(Task instructions) Using the entries that follow, establish how many lines contain the word "gojo" and give only that figure.

-=-=-

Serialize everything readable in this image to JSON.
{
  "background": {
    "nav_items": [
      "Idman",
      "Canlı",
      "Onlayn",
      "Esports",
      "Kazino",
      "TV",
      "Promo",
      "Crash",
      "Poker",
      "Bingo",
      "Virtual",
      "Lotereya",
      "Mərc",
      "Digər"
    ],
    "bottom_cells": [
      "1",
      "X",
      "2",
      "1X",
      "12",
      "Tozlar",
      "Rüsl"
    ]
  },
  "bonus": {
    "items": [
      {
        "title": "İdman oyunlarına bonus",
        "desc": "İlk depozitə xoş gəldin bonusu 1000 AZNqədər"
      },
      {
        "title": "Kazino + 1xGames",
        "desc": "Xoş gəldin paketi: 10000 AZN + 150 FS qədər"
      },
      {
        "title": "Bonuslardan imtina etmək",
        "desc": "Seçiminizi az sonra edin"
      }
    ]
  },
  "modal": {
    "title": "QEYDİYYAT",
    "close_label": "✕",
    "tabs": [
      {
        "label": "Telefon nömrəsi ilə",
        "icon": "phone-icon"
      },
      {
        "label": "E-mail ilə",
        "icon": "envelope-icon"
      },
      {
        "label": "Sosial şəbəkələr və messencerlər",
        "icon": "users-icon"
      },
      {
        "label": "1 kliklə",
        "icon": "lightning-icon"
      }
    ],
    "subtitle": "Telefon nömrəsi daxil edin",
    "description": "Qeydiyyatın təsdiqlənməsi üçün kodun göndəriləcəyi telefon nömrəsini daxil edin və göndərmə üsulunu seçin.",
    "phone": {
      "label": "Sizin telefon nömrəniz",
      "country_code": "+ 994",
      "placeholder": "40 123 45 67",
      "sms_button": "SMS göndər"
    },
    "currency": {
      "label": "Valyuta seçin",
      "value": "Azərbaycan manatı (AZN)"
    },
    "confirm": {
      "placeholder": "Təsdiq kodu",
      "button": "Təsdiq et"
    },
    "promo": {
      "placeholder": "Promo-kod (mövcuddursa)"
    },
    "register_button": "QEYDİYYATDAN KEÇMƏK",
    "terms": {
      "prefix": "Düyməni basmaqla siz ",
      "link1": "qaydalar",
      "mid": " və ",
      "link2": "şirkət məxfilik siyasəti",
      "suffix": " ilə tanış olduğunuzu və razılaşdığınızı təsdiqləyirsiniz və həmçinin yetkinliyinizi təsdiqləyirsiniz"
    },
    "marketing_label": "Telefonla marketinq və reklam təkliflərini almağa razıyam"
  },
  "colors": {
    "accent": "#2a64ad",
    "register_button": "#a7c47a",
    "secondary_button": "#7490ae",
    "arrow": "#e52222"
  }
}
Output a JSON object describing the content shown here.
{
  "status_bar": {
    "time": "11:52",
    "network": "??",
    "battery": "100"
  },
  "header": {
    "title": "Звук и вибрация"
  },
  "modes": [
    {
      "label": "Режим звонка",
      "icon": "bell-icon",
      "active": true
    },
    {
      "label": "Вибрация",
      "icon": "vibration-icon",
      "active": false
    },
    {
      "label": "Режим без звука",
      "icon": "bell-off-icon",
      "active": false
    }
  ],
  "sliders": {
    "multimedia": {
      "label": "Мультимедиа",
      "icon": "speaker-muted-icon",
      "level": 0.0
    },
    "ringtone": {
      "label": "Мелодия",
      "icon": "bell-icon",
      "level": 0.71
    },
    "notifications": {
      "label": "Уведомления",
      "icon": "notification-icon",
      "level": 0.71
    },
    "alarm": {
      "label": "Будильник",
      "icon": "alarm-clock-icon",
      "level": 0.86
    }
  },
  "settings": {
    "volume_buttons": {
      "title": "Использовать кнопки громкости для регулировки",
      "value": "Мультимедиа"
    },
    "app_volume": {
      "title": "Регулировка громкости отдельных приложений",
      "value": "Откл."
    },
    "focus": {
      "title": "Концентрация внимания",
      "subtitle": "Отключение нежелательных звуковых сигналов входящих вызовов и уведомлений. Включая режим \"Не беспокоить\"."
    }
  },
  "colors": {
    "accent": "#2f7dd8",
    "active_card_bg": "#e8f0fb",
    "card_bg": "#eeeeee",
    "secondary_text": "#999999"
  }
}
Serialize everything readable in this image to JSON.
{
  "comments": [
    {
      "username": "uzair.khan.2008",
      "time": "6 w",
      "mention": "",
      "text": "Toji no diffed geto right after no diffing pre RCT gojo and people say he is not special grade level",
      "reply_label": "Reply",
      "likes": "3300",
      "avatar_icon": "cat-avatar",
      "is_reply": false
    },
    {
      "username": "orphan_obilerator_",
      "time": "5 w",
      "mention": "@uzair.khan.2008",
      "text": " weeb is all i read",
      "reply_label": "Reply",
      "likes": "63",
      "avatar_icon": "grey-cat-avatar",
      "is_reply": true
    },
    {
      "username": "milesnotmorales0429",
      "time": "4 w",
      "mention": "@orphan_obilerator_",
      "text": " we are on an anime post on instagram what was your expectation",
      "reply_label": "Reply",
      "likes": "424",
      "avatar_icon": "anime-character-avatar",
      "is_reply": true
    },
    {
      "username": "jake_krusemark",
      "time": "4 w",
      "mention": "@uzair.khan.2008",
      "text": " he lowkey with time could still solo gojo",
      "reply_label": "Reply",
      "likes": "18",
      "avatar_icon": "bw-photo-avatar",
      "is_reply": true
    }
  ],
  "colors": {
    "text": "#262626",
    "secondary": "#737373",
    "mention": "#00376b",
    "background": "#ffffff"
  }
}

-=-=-

(Written answer) 2